The Tsongas Industrial History Center, a partnership of UMass Lowell's College of Education and Lowell National Historical Park, invites educators to join us virtually in Lowell, MA, for our National Endowment for the Humanities -sponsored Landmarks of American History and Culture Summer Teacher Workshops.
In the summer of 2021, we will host TWO workshops:
- our postponed summer 2020 workshop, “Labor and Landscape: Lowell as Nineteenth-Century Crucible”
- our new 2021 workshop, “Social Movements and Reform in Industrializing America: The Lowell Experience”
Teachers selected to participate receive a stipend of $1,300 at the end of the workshop session.
Further information and application information about our two workshops will be available on December 1, 2020.
NOTE: Educators who previously applied to participate in the "Labor and Landscape" program when it was scheduled to be offered during summer 2020 do not have to complete a new application. If you would like to withdraw your application from consideration, please e-mail NEH_Lowell@uml.edu by March 1, 2021.
|“Labor and Landscape: Lowell as Nineteenth-Century Crucible”||June 27 - July 2, 2021 or July 11 - 16, 2021
(Choose one week)

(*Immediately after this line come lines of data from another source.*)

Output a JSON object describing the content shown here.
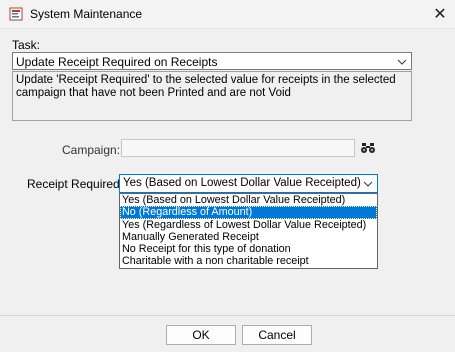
{
  "window": {
    "title": "System Maintenance",
    "close_glyph": "✕"
  },
  "task": {
    "label": "Task:",
    "selected": "Update Receipt Required on Receipts",
    "description": "Update 'Receipt Required' to the selected value for receipts in the selected campaign that have not been Printed and are not Void"
  },
  "campaign": {
    "label": "Campaign:",
    "value": "",
    "search_icon": "binoculars-icon"
  },
  "receipt_required": {
    "label": "Receipt Required:",
    "selected": "Yes (Based on Lowest Dollar Value Receipted)",
    "options": [
      "Yes (Based on Lowest Dollar Value Receipted)",
      "No (Regardless of Amount)",
      "Yes (Regardless of Lowest Dollar Value Receipted)",
      "Manually Generated Receipt",
      "No Receipt for this type of donation",
      "Charitable with a non charitable receipt"
    ],
    "highlighted_index": 1
  },
  "buttons": {
    "ok": "OK",
    "cancel": "Cancel"
  },
  "colors": {
    "accent": "#0078d7",
    "window_bg": "#f0f0f0"
  }
}
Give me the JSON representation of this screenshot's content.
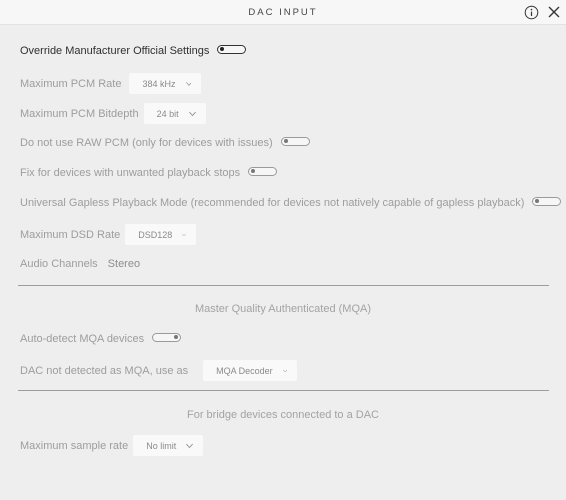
{
  "window": {
    "title": "DAC INPUT"
  },
  "override": {
    "label": "Override Manufacturer Official Settings"
  },
  "max_pcm_rate": {
    "label": "Maximum PCM Rate",
    "value": "384 kHz"
  },
  "max_pcm_bitdepth": {
    "label": "Maximum PCM Bitdepth",
    "value": "24 bit"
  },
  "no_raw_pcm": {
    "label": "Do not use RAW PCM (only for devices with issues)"
  },
  "fix_stops": {
    "label": "Fix for devices with unwanted playback stops"
  },
  "gapless": {
    "label": "Universal Gapless Playback Mode (recommended for devices not natively capable of gapless playback)"
  },
  "max_dsd_rate": {
    "label": "Maximum DSD Rate",
    "value": "DSD128"
  },
  "audio_channels": {
    "label": "Audio Channels",
    "value": "Stereo"
  },
  "mqa": {
    "section_title": "Master Quality Authenticated (MQA)",
    "autodetect_label": "Auto-detect MQA devices",
    "not_detected_label": "DAC not detected as MQA, use as",
    "not_detected_value": "MQA Decoder"
  },
  "bridge": {
    "section_title": "For bridge devices connected to a DAC",
    "max_sample_label": "Maximum sample rate",
    "max_sample_value": "No limit"
  }
}
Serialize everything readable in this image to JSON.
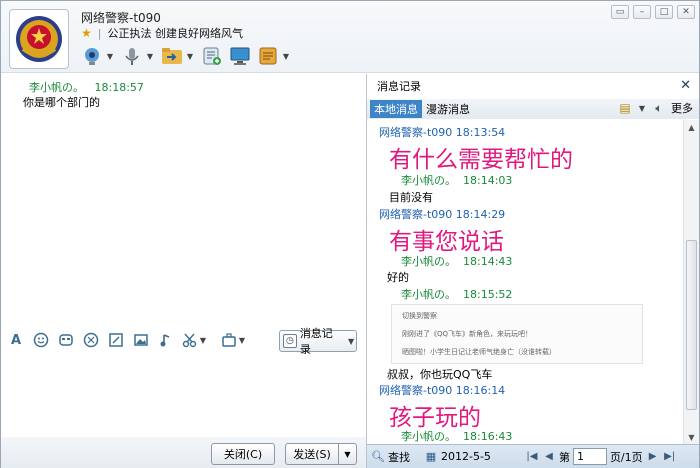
{
  "window": {
    "title": "网络警察-t090",
    "signature": "公正执法 创建良好网络风气",
    "controls": [
      "skin-icon",
      "minimize-icon",
      "maximize-icon",
      "close-icon"
    ]
  },
  "toolbar": {
    "items": [
      {
        "name": "video-call",
        "icon": "webcam-icon"
      },
      {
        "name": "voice-call",
        "icon": "microphone-icon"
      },
      {
        "name": "send-file",
        "icon": "folder-arrow-icon"
      },
      {
        "name": "create-group",
        "icon": "list-add-icon"
      },
      {
        "name": "remote-assist",
        "icon": "monitor-icon"
      },
      {
        "name": "app",
        "icon": "app-box-icon"
      }
    ]
  },
  "chat": {
    "messages": [
      {
        "sender": "李小帆の。",
        "time": "18:18:57",
        "text": "你是哪个部门的"
      }
    ]
  },
  "format_bar": {
    "history_label": "消息记录"
  },
  "buttons": {
    "close": "关闭(C)",
    "send": "发送(S)"
  },
  "history": {
    "title": "消息记录",
    "tabs": [
      "本地消息",
      "漫游消息"
    ],
    "more_label": "更多",
    "entries": [
      {
        "sender": "网络警察-t090",
        "time": "18:13:54",
        "text": "有什么需要帮忙的",
        "style": "big"
      },
      {
        "sender": "李小帆の。",
        "time": "18:14:03",
        "text": "目前没有",
        "style": "plain"
      },
      {
        "sender": "网络警察-t090",
        "time": "18:14:29",
        "text": "有事您说话",
        "style": "big"
      },
      {
        "sender": "李小帆の。",
        "time": "18:14:43",
        "text": "好的",
        "style": "plain"
      },
      {
        "sender": "李小帆の。",
        "time": "18:15:52",
        "text": "",
        "style": "plain"
      },
      {
        "sender": "",
        "time": "",
        "text": "叔叔，你也玩QQ飞车",
        "style": "plain"
      },
      {
        "sender": "网络警察-t090",
        "time": "18:16:14",
        "text": "孩子玩的",
        "style": "big"
      },
      {
        "sender": "李小帆の。",
        "time": "18:16:43",
        "text": "",
        "style": "plain"
      }
    ],
    "embedded": {
      "line1": "切换到警察",
      "line2": "刚刚进了《QQ飞车》新角色，来玩玩吧！",
      "line3": "晒图啦！小学生日记让老师气绝身亡（没谁转载）"
    },
    "footer": {
      "search_label": "查找",
      "date": "2012-5-5",
      "page_prefix": "第",
      "page_value": "1",
      "page_suffix": "页/1页"
    }
  }
}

|In “Labor and Landscape,” educators build content knowledge and pedagogical skills through a study of Lowell as an environmental “crucible.”
We use synchronous and pre-recorded elements to engage educators in talks, tours, and discussions where we consider nineteenth-century textile manufacturing as a moment when multiple ways of using nature collided.
We look at ways of labor and meaning of landscape for the Merrimack Valley’s Native Americans, for enslaved people in the Deep South, and for “Yankee” farm families on New England’s rural homesteads.
We study the transformation of raw cotton into finished cloth by a changing array of wage laborers in Lowell.
We also locate the origins of American environmental concern, social protest, and regulatory policy in the reaction to widespread environmental disruption and ever-worsening pollution associated with textile and other factories.
|“Social Movements and Reform in Industrializing America: The Lowell Experience“||July 25 - 30, 2021 or Aug 1 - 6, 2021 (Choose one week)||In “Social Movements and Reform,” educators investigate Lowell’s textile industry as a case study of early 19th-century industrialization and reform.
We use synchronous and pre-recorded elements to tap the landmark resources of Lowell National Historical Park and other cultural/historical sites as we examine changes in work, society, and culture between 1820 and 1860.
Educators learn about changes that led Lowellians, imbued with the ideals of the natural rights tradition, to engage in labor reform, women’s rights, and antislavery movements.
We also look at nativism as a reactionary reform movement. An industrial city that formed the template for later industrial cities in the U.S., Lowell provides an ideal setting for historical inquiry.
Through lectures, discussion, hands-on and field investigations, drama, and close study of primary, secondary, and literary sources, educators gain useful content knowledge and new pedagogical approaches.
We hope you will apply to participate in our workshops!
Director, Tsongas Industrial History Center
An education partnership of Lowell National Historical Park and the UMass Lowell Graduate School of Education